Notice that Name claim type http://schemas.xmlsoap.org/ws/2005/05/identity/claims/name is reserved by SharePoint. In this example, we use –LocalClaimType to perform claim type mapping to http://schemas.contoso.com /identity/claims/name. We will see the reason why later. In SharePoint terms, this mapped claim type http://schemas.contoso.com/identity/claims/name is so called custom claim type (un-pre-defined claim type).

3. ADFS authenticates the user, generates the security token with 2 claims and posts back to SharePoint.

<saml:Attribute AttributeName="role” AttributeNamespace=" http://schemas.microsoft.com/ws/2008/06/identity/claims">

<saml:AttributeValue>SharePoint Users</saml:AttributeValue>

</saml:Attribute>

<saml:Attribute AttributeName=“name“ AttributeNamespace="http://schemas.xmlsoap.org/ws/2005/05/identity/claims">

<saml:AttributeValue>Jake</saml:AttributeValue>

</saml:Attribute>

4. SharePoint Security Token Service validates the security token, consumes the claims, remaps the Name claim and also generates its own claims as additions. All claims together will be passed to claims-based web application.

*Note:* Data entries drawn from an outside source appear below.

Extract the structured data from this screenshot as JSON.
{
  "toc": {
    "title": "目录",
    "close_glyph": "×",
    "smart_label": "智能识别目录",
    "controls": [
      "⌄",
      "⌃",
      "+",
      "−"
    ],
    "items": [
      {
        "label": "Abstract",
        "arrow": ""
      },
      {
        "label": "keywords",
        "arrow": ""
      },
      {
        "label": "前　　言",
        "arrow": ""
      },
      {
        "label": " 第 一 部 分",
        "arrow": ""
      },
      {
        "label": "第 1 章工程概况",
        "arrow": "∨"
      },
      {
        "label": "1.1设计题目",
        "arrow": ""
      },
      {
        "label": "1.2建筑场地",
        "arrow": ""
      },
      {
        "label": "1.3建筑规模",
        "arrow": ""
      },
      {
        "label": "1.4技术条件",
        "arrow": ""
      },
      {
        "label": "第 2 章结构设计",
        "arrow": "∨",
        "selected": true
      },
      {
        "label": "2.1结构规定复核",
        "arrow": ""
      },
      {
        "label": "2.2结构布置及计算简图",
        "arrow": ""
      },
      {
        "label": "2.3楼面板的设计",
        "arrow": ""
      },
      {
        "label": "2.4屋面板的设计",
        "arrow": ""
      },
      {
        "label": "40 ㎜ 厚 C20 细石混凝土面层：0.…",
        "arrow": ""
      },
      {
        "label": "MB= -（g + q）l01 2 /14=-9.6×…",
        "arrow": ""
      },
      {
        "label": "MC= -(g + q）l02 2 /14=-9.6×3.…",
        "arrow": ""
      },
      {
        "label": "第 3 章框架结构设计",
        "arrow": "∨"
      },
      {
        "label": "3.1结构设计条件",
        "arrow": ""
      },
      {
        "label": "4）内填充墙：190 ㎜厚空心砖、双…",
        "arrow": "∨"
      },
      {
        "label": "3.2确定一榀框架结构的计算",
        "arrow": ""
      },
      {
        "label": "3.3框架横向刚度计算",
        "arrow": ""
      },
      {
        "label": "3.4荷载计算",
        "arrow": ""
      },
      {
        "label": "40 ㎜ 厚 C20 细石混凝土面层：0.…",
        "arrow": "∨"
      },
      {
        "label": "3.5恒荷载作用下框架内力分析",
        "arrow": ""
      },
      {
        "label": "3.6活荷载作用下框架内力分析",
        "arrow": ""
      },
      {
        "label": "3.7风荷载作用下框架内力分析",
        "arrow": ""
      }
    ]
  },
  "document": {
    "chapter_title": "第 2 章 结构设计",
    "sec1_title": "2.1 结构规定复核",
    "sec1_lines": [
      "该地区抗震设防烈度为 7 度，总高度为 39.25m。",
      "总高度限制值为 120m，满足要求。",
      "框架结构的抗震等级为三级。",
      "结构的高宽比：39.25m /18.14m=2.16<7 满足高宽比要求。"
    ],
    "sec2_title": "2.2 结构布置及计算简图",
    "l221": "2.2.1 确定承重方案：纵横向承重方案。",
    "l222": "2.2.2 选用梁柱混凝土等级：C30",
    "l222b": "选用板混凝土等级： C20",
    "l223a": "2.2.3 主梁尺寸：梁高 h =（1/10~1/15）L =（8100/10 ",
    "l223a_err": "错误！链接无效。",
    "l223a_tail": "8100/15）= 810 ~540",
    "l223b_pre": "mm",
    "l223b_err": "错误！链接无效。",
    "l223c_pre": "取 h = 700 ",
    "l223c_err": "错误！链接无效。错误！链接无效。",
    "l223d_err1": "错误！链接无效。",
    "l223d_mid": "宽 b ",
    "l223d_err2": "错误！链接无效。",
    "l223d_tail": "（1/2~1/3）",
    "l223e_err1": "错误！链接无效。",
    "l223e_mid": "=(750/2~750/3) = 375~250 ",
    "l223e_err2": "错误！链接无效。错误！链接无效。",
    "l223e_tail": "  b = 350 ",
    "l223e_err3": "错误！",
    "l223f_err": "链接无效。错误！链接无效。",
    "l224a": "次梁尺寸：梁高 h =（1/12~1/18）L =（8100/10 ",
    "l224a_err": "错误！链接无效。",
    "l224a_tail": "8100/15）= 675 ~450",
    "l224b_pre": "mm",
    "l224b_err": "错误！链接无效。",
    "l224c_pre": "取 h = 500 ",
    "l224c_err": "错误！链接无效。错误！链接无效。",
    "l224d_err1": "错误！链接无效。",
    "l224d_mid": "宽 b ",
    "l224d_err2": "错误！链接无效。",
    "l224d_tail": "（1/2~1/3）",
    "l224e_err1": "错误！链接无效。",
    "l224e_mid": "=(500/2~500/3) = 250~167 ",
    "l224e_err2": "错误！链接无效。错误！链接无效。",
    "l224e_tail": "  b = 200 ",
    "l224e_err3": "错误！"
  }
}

http://schemas.contoso.com/identity/claims/name = Jake

http://schemas.xmlsoap.org/ws/2005/05/identity/claims/role = SharePoint Users

http://schemas.microsoft.com/sharepoint/2009/08/claims/userid = 0ǵ.t|ADFSv2|Jake http://schemas.xmlsoap.org/ws/2005/05/identity/claims/name = Jake

http://sharepoint.microsoft.com/claims/2009/08/isauthenticated = true

Notice that the first claim is remapped by SharePoint based on the claim mapping in the configuration.

$Name = New-SPClaimTypeMapping "http://schemas.xmlsoap.org/ws/2005/05/identity/claims/name" -IncomingClaimTypeDisplayName "Display Name" –LocalClaimType "http://schemas.contoco.com/identity/claims/name

The last 3 claims with pre-defined claim types are generated by SharePoint and values are calculated based on the incoming claim values. The SharePoint generated claim with type http://schemas.xmlsoap.org/ws/2005/05/identity/claims/name is included as well. That is the reason why we need to use –LocalClaimType when setting up Trusted Identity Token Issuer mentioned in the step 2. The last claim http://sharepoint.microsoft.com/claims/2009/08/isauthenticated = true is based on authentication statement from the incoming security token.

5. Before all claims are passed to claims-based web application, SharePoint will perform authorization check. We can use People Picker to setup permission for authorization decision purposes. However in this blog, we would like to show how to use powershell to implement such permission settings.

For instance, we would like to allow all authenticated users to access this web application in the SharePoint group of “SharePoint Web Home Visitors” with Read permission level, we can do the following:

$web = Get-SPWeb "https://www.sharepoint.com:4443"

$Group = $web.SiteGroups["SharePoint Web Home Visitors"]

$claimPrincipal =New-SPClaimsPrincipal -EncodedClaim "c:0(.s|true"

$newUser = New-SPUser -UserAlias $claimPrincipal.ToEncodedString() -Web $web

$group.AddUser($newUser)

Notice that the "c:0(.s|true" is the encoded claim string for “All Authenticated Users”. The encoded claim string is based on SharePoint claim mapping format and rules as below:

c -> other claim (than Identity claim)

( -> claim type character of http://sharepoint.microsoft.com/claims/2009/08/isauthenticated

s -> local STS (SharePoint STS is the issuer for this claim, ie SharePoint generates its own)

true -> claim value (remember http://sharepoint.microsoft.com/claims/2009/08/isauthenticated = true)

To allow all authenticated users with claim of role “SharePoint Users” to access this web application in the SharePoint group of “SharePoint Web Home Visitors” with Read permission level, we can do the following:

$web = Get-SPWeb "https://www.sharepoint.com:4443"

$Group = $web.SiteGroups["SharePoint Web Home Visitors"]

$sts = Get-SPTrustedIdentityTokenIssuer "ADFSv2"

$claimPrincipal = New-SPClaimsPrincipal -ClaimValue "SharePoint Users" -ClaimType "http://schemas.microsoft.com/ws/2008/06/identity/claims/role" -TrustedIdentityTokenIssuer $sts

$newUser = New-SPUser -UserAlias $claimPrincipal.ToEncodedString() -Web $web

$group.AddUser($newUser)

6. Once the access is authorized, SharePoint will set FedAuth cookie and redirects the request to the original target.